__Instructions to follow__: Only a number is required: how many lines of the material contain the word "legend"?

__Stored data__:
[Start of Attachment]

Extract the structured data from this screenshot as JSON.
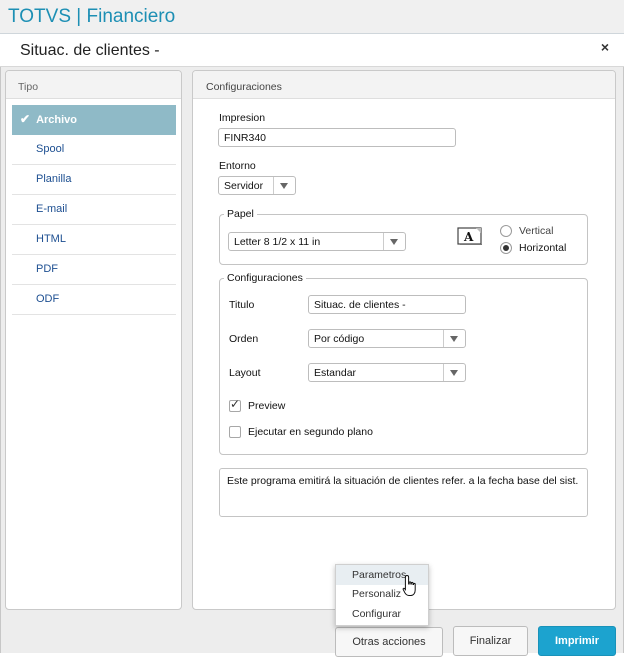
{
  "app": {
    "title": "TOTVS | Financiero"
  },
  "dialog": {
    "title": "Situac. de clientes  -",
    "close_symbol": "×"
  },
  "tipo": {
    "header": "Tipo",
    "items": [
      {
        "label": "Archivo",
        "selected": true
      },
      {
        "label": "Spool"
      },
      {
        "label": "Planilla"
      },
      {
        "label": "E-mail"
      },
      {
        "label": "HTML"
      },
      {
        "label": "PDF"
      },
      {
        "label": "ODF"
      }
    ]
  },
  "config": {
    "header": "Configuraciones",
    "impresion": {
      "label": "Impresion",
      "value": "FINR340"
    },
    "entorno": {
      "label": "Entorno",
      "value": "Servidor"
    },
    "papel": {
      "legend": "Papel",
      "size": "Letter 8 1/2 x 11 in",
      "orientation_options": [
        "Vertical",
        "Horizontal"
      ],
      "orientation_selected": "Horizontal"
    },
    "configuraciones": {
      "legend": "Configuraciones",
      "titulo": {
        "label": "Titulo",
        "value": "Situac. de clientes  -"
      },
      "orden": {
        "label": "Orden",
        "value": "Por código"
      },
      "layout": {
        "label": "Layout",
        "value": "Estandar"
      },
      "preview": {
        "label": "Preview",
        "checked": true
      },
      "background": {
        "label": "Ejecutar en segundo plano",
        "checked": false
      }
    },
    "description": "Este programa emitirá la situación de clientes refer. a la fecha base del sist."
  },
  "popup_menu": {
    "items": [
      "Parametros",
      "Personaliz",
      "Configurar"
    ],
    "hovered": "Parametros"
  },
  "buttons": {
    "other_actions": "Otras acciones",
    "finish": "Finalizar",
    "print": "Imprimir"
  },
  "colors": {
    "brand": "#1d8fb4",
    "selected_item": "#8fbac7",
    "primary_button": "#1ca3cf"
  }
}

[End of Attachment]

__Solved problem__: 2